Swedish Death Cleaner Katarina Blom Explains Why It Can Be Hard To Declutter Your Home - Exclusive

America is the home of the brave and, apparently, the land of the hoarders. Luckily for those of us who live stateside, a group of three Swedish death cleaners have arrived and are ready to completely transform the lives of eight Americans who ... aren't necessarily dying ... but have hopes of decluttering their homes before they do.

Their mission is documented in the new Peacock series "The Gentle Art of Swedish Death Cleaning." In it, psychologist Katarina Blom, organization coach Ella Engström, and designer Johan Svenson are determined to declutter American homes and gently help us all let go of unnecessary belongings we've accumulated over the years — all so no one else has to carry that burden after we've bitten the dust.

While the concept of cleaning out our homes over time may seem simple, the process of letting go of items that carry so much emotional value isn't easy. Science — and psychologist Katarina Blom — explains exactly why: "We are gatherers by evolution, and in this modern age, it has lost its purpose.

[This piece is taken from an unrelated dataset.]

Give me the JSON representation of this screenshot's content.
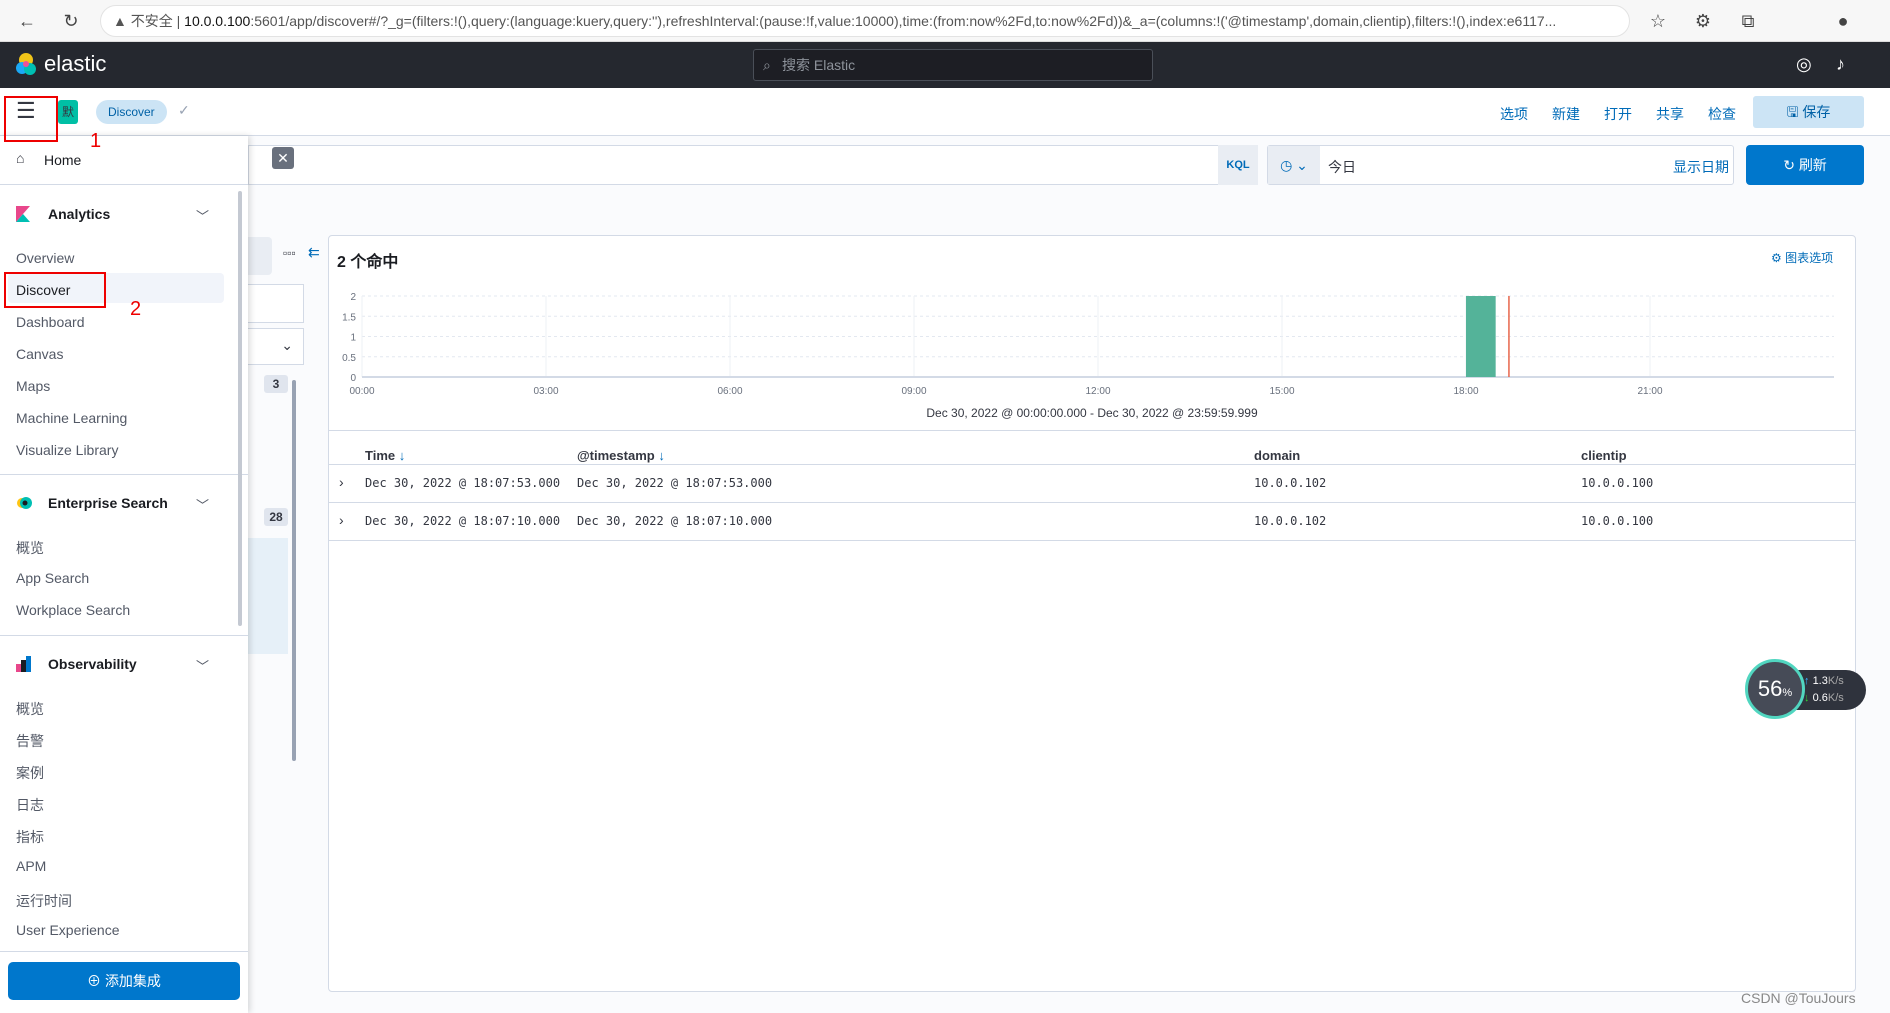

It's not about survival anymore, but still, we are formed in a way that we can create strong attachment to things," the Swedish death cleaner explained during an exclusive interview with House Digest. "If you add emotions to those things, the attachment becomes even stronger."

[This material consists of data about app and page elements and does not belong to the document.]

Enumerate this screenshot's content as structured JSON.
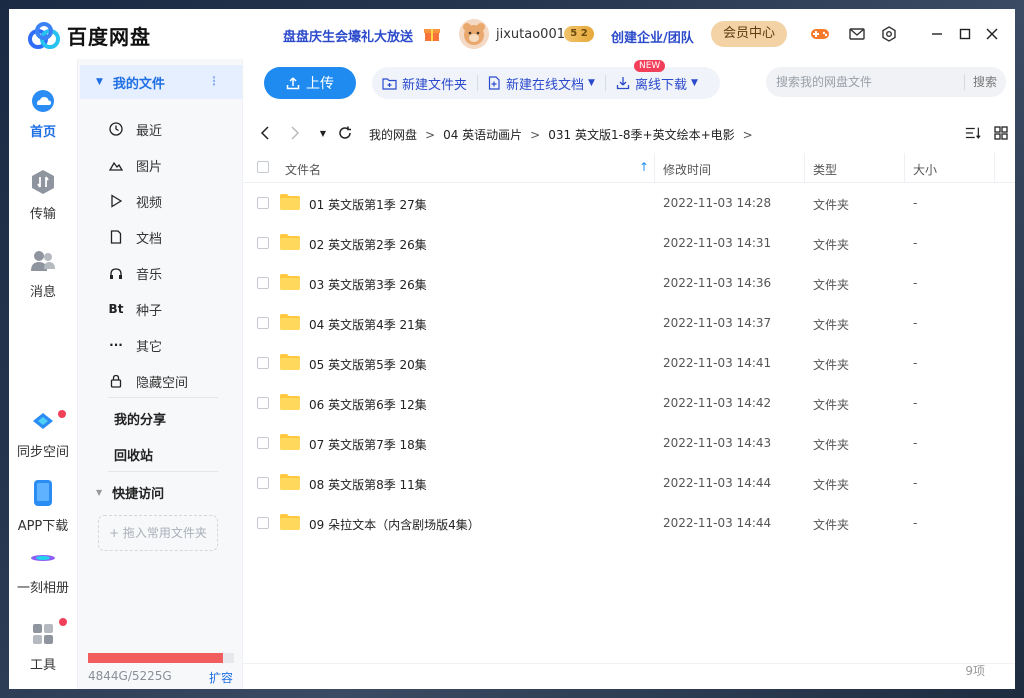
{
  "app": {
    "name": "百度网盘"
  },
  "header": {
    "promo": "盘盘庆生会壕礼大放送",
    "username": "jixutao001",
    "level": "5 2",
    "enterprise_link": "创建企业/团队",
    "vip_button": "会员中心"
  },
  "nav": {
    "home": "首页",
    "transfer": "传输",
    "messages": "消息",
    "sync": "同步空间",
    "app_download": "APP下载",
    "album": "一刻相册",
    "tools": "工具"
  },
  "sidebar": {
    "my_files": "我的文件",
    "items": [
      {
        "label": "最近",
        "icon": "clock-icon"
      },
      {
        "label": "图片",
        "icon": "image-icon"
      },
      {
        "label": "视频",
        "icon": "play-icon"
      },
      {
        "label": "文档",
        "icon": "document-icon"
      },
      {
        "label": "音乐",
        "icon": "headphones-icon"
      },
      {
        "label": "种子",
        "icon": "torrent-icon"
      },
      {
        "label": "其它",
        "icon": "more-icon"
      },
      {
        "label": "隐藏空间",
        "icon": "lock-icon"
      }
    ],
    "my_share": "我的分享",
    "recycle": "回收站",
    "quick_access": "快捷访问",
    "drop_hint": "+ 拖入常用文件夹",
    "quota": "4844G/5225G",
    "quota_fraction": 0.927,
    "expand": "扩容"
  },
  "toolbar": {
    "upload": "上传",
    "new_folder": "新建文件夹",
    "new_online_doc": "新建在线文档",
    "new_tag": "NEW",
    "offline_download": "离线下载",
    "search_placeholder": "搜索我的网盘文件",
    "search_button": "搜索"
  },
  "breadcrumb": [
    "我的网盘",
    "04 英语动画片",
    "031 英文版1-8季+英文绘本+电影"
  ],
  "table": {
    "headers": {
      "name": "文件名",
      "modified": "修改时间",
      "type": "类型",
      "size": "大小"
    },
    "rows": [
      {
        "name": "01 英文版第1季 27集",
        "modified": "2022-11-03 14:28",
        "type": "文件夹",
        "size": "-"
      },
      {
        "name": "02 英文版第2季 26集",
        "modified": "2022-11-03 14:31",
        "type": "文件夹",
        "size": "-"
      },
      {
        "name": "03 英文版第3季 26集",
        "modified": "2022-11-03 14:36",
        "type": "文件夹",
        "size": "-"
      },
      {
        "name": "04 英文版第4季 21集",
        "modified": "2022-11-03 14:37",
        "type": "文件夹",
        "size": "-"
      },
      {
        "name": "05 英文版第5季 20集",
        "modified": "2022-11-03 14:41",
        "type": "文件夹",
        "size": "-"
      },
      {
        "name": "06 英文版第6季 12集",
        "modified": "2022-11-03 14:42",
        "type": "文件夹",
        "size": "-"
      },
      {
        "name": "07 英文版第7季 18集",
        "modified": "2022-11-03 14:43",
        "type": "文件夹",
        "size": "-"
      },
      {
        "name": "08 英文版第8季 11集",
        "modified": "2022-11-03 14:44",
        "type": "文件夹",
        "size": "-"
      },
      {
        "name": "09 朵拉文本（内含剧场版4集）",
        "modified": "2022-11-03 14:44",
        "type": "文件夹",
        "size": "-"
      }
    ]
  },
  "status": {
    "count": "9项"
  },
  "colors": {
    "accent": "#1f6fe5",
    "upload": "#1f8bf0",
    "quota_fill": "#f25d5d",
    "folder": "#ffc83d"
  }
}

After a death, letting go of possessions becomes even more difficult

Over time, humans tend to associate emotions with their physical items. Each time we walk by that vase in our hallway, for example, it could remind us of our epic trip to Europe.

On the other hand, holding on tightly to belongings that once belonged to someone we love can make these feelings even more complex. "When you lose a person and you inherit their items, it feels like you are getting rid of the person and you're disrespecting them or disregarding them if you donate their things," Katarina Blom told us.

That's where the Swedish death cleaners come in, guiding clients through the gentle art of, essentially, letting go of the items that serve us no purpose and simply take up space. "The more you process the emotions attached to the items, the item loses its importance, and you realize, 'Everything is integrated within me. I don't need the item,'" Blom explained. "It can be nice to have to remind yourself, 'But I don't need it.'"

Throughout the Peacock series' eight episodes, viewers will see Americans in various stages of their lives process exactly what their personal items mean to them. In the end, many of these same Americans learn that letting go of their clutter will only help them live out their best lives. "This is the biggest hurdle for any person," Blom said.

"The Gentle Art of Swedish Death Cleaning" is available to stream now exclusively on Peacock.